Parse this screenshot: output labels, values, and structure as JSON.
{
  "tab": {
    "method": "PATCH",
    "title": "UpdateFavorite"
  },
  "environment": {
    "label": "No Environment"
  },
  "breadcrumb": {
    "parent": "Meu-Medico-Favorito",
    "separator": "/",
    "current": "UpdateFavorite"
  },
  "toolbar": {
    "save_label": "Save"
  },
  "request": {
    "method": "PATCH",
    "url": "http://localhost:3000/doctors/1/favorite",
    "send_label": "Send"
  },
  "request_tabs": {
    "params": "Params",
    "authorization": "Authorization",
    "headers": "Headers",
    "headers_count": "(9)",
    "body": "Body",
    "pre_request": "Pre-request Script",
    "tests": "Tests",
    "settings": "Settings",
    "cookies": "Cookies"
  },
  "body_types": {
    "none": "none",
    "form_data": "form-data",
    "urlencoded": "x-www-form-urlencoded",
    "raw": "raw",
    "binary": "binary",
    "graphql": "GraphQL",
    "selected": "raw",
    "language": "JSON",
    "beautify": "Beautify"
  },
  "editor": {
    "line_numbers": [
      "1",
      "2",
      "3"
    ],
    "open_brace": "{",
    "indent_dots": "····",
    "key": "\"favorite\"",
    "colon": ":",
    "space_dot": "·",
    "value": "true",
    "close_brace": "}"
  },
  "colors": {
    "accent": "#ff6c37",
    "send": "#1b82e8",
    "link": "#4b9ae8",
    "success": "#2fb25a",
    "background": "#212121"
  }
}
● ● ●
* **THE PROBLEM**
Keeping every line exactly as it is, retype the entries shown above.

* **WRITTEN ANSWER**
Parse this screenshot: output labels, values, and structure as JSON.
{
  "tab": {
    "method": "PATCH",
    "title": "UpdateFavorite"
  },
  "environment": {
    "label": "No Environment"
  },
  "breadcrumb": {
    "parent": "Meu-Medico-Favorito",
    "separator": "/",
    "current": "UpdateFavorite"
  },
  "toolbar": {
    "save_label": "Save"
  },
  "request": {
    "method": "PATCH",
    "url": "http://localhost:3000/doctors/1/favorite",
    "send_label": "Send"
  },
  "request_tabs": {
    "params": "Params",
    "authorization": "Authorization",
    "headers": "Headers",
    "headers_count": "(9)",
    "body": "Body",
    "pre_request": "Pre-request Script",
    "tests": "Tests",
    "settings": "Settings",
    "cookies": "Cookies"
  },
  "body_types": {
    "none": "none",
    "form_data": "form-data",
    "urlencoded": "x-www-form-urlencoded",
    "raw": "raw",
    "binary": "binary",
    "graphql": "GraphQL",
    "selected": "raw",
    "language": "JSON",
    "beautify": "Beautify"
  },
  "editor": {
    "line_numbers": [
      "1",
      "2",
      "3"
    ],
    "open_brace": "{",
    "indent_dots": "····",
    "key": "\"favorite\"",
    "colon": ":",
    "space_dot": "·",
    "value": "true",
    "close_brace": "}"
  },
  "colors": {
    "accent": "#ff6c37",
    "send": "#1b82e8",
    "link": "#4b9ae8",
    "success": "#2fb25a",
    "background": "#212121"
  }
}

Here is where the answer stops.